As a result of the 2017 tax legislation enacted in the U.S., we expect to realize the benefit from our AMT credit carryforwards. The valuation allowance recorded related to AMT credits in previous periods was reversed in 2017 with the exception for a reserve for the possible sequestration of the credits. The $1.3 million reversal was recorded as a deferred income tax benefit during the fourth quarter of 2017.
The Company recognizes the financial statement benefit of a tax position only after determining that they are more likely than not to sustain the position following an audit. The Company believes that its income tax positions and deductions will be sustained on audit and therefore no reserves for uncertain tax positions have been established. Accordingly, no interest or penalties have been accrued as of December 31, 2017 and 2016. The Company’s policy is to include interest and penalties related to unrecognized tax benefits as a component of income tax expense.
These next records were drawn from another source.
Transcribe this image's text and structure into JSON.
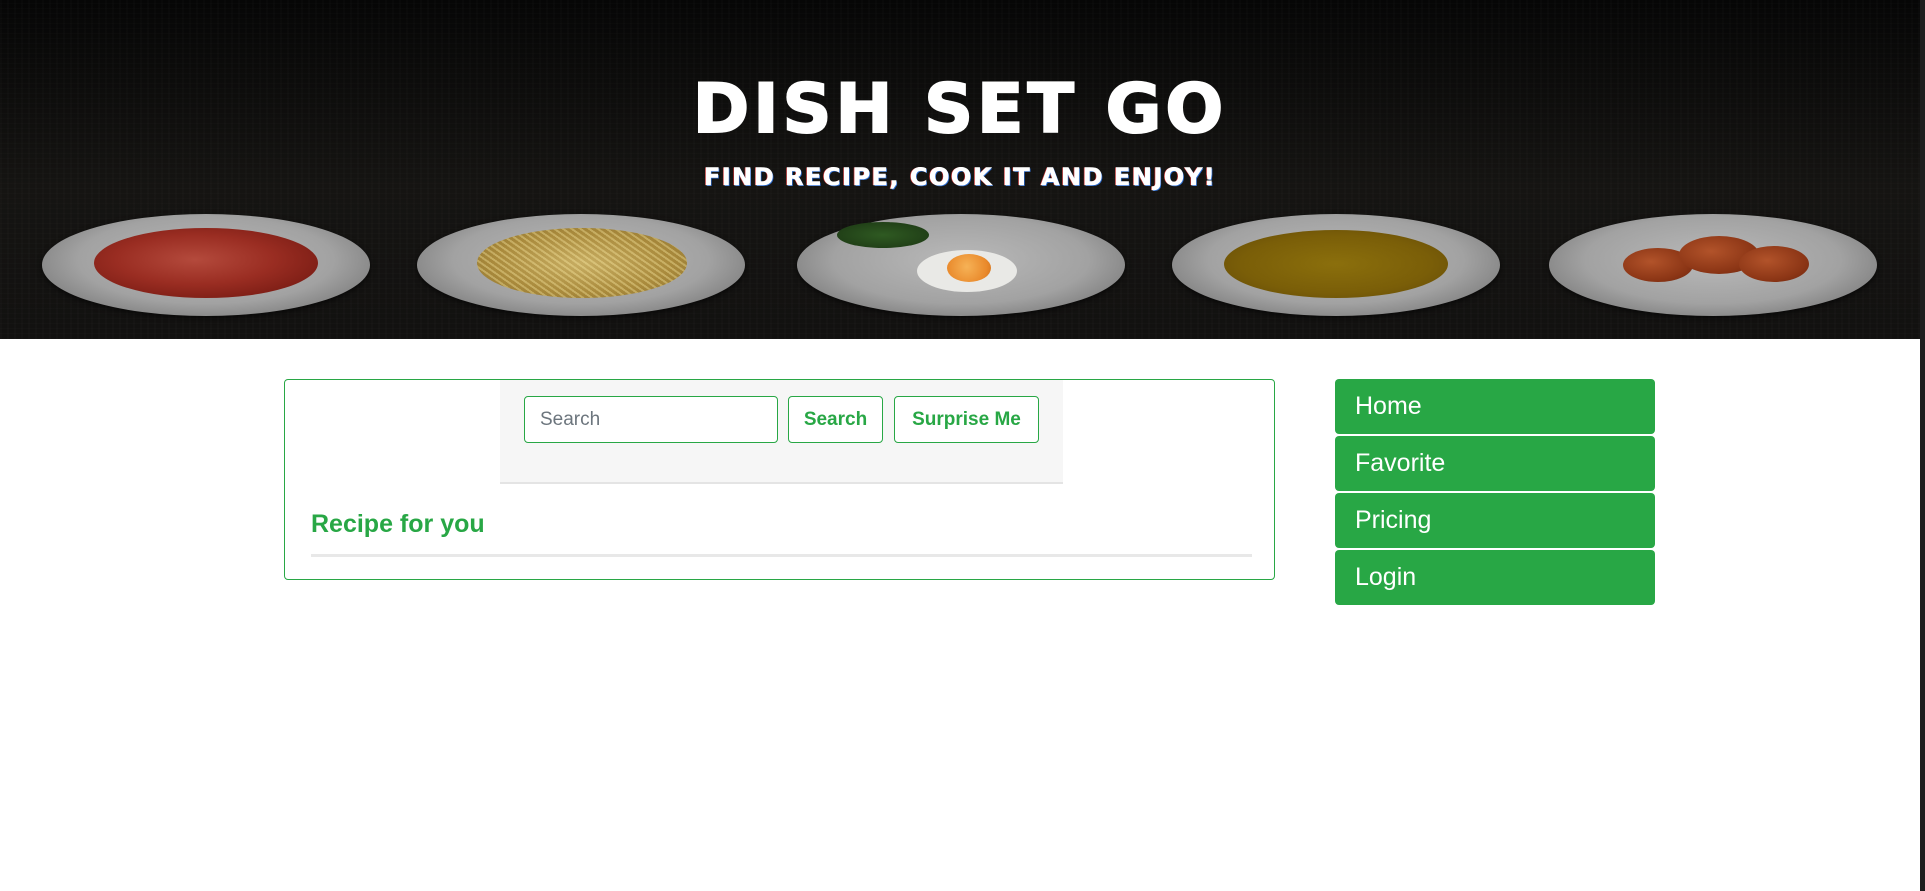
{
  "hero": {
    "title": "DISH SET GO",
    "subtitle": "FIND RECIPE, COOK IT AND ENJOY!"
  },
  "search": {
    "placeholder": "Search",
    "value": "",
    "search_button_label": "Search",
    "surprise_button_label": "Surprise Me"
  },
  "main": {
    "section_title": "Recipe for you"
  },
  "sidebar": {
    "items": [
      {
        "label": "Home"
      },
      {
        "label": "Favorite"
      },
      {
        "label": "Pricing"
      },
      {
        "label": "Login"
      }
    ]
  },
  "colors": {
    "accent": "#28a745",
    "hero_background": "#121110",
    "card_background": "#f6f6f6"
  }
}
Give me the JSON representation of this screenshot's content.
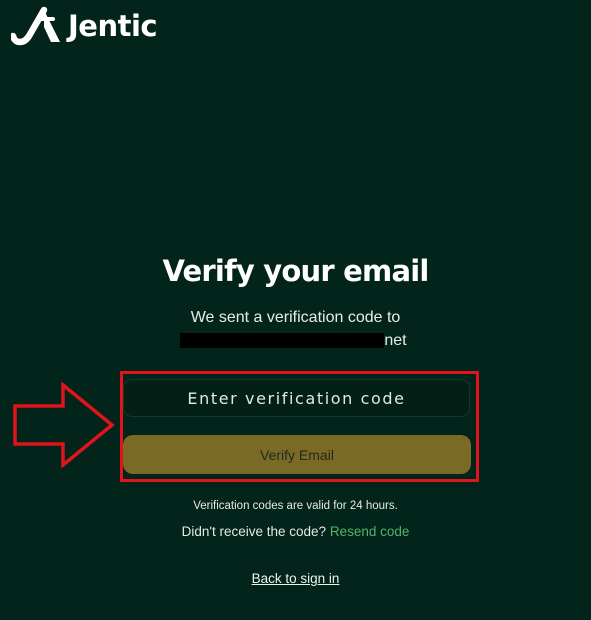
{
  "brand": {
    "name": "Jentic",
    "logo_icon": "jentic-logo-icon"
  },
  "header": {
    "title": "Verify your email"
  },
  "message": {
    "sent_line": "We sent a verification code to",
    "email_visible_suffix": "net"
  },
  "form": {
    "code_placeholder": "Enter verification code",
    "code_value": "",
    "verify_label": "Verify Email"
  },
  "footer": {
    "validity_note": "Verification codes are valid for 24 hours.",
    "resend_prompt": "Didn't receive the code?",
    "resend_label": "Resend code",
    "back_label": "Back to sign in"
  },
  "annotations": {
    "arrow_icon": "arrow-right-outline-icon",
    "highlight_color": "#e2131b"
  },
  "colors": {
    "background": "#03241b",
    "button": "#7a6a26",
    "link_green": "#51b56a"
  }
}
Income (loss) from continuing operations before income taxes is attributable as follows:
The reconciliation of income tax expense attributable to income (loss) from continuing operations to income tax on income (loss) from continuing operations at the U.S. statutory rate is as follows:
At December 31, 2017, 2016 and 2015, we were subject to foreign and U.S. federal taxes only, with no allocations made to state and local taxes. The following table summarizes the tax years that remain subject to examination by major tax jurisdictions:
The entire disclosure for income taxes. Disclosures may include net deferred tax liability or asset recognized in an enterprise's statement of financial position, net change during the year in the total valuation allowance, approximate tax effect of each type of temporary difference and carryforward that gives rise to a significant portion of deferred tax liabilities and deferred tax assets, utilization of a tax carryback, and tax uncertainties information.
Reference 1: http://www.xbrl.org/2003/role/presentationRef